====== Input material ======

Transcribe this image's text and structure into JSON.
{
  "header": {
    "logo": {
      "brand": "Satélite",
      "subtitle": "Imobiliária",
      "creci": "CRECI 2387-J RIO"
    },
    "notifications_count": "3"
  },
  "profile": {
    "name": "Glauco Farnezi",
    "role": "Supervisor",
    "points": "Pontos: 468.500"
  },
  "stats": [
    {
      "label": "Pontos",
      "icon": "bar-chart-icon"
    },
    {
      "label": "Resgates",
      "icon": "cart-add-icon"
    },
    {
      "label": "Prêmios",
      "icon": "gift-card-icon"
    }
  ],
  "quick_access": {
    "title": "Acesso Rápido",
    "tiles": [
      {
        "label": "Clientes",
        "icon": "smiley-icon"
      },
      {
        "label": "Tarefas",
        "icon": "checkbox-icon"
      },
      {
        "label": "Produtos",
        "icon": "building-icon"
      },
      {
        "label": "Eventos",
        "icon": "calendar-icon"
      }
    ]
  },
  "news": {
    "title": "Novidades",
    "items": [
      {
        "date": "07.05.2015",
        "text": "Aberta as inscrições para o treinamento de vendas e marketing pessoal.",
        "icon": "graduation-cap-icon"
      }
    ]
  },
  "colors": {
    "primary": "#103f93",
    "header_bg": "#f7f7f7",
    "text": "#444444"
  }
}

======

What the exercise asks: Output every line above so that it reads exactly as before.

Your solution:
Transcribe this image's text and structure into JSON.
{
  "header": {
    "logo": {
      "brand": "Satélite",
      "subtitle": "Imobiliária",
      "creci": "CRECI 2387-J RIO"
    },
    "notifications_count": "3"
  },
  "profile": {
    "name": "Glauco Farnezi",
    "role": "Supervisor",
    "points": "Pontos: 468.500"
  },
  "stats": [
    {
      "label": "Pontos",
      "icon": "bar-chart-icon"
    },
    {
      "label": "Resgates",
      "icon": "cart-add-icon"
    },
    {
      "label": "Prêmios",
      "icon": "gift-card-icon"
    }
  ],
  "quick_access": {
    "title": "Acesso Rápido",
    "tiles": [
      {
        "label": "Clientes",
        "icon": "smiley-icon"
      },
      {
        "label": "Tarefas",
        "icon": "checkbox-icon"
      },
      {
        "label": "Produtos",
        "icon": "building-icon"
      },
      {
        "label": "Eventos",
        "icon": "calendar-icon"
      }
    ]
  },
  "news": {
    "title": "Novidades",
    "items": [
      {
        "date": "07.05.2015",
        "text": "Aberta as inscrições para o treinamento de vendas e marketing pessoal.",
        "icon": "graduation-cap-icon"
      }
    ]
  },
  "colors": {
    "primary": "#103f93",
    "header_bg": "#f7f7f7",
    "text": "#444444"
  }
}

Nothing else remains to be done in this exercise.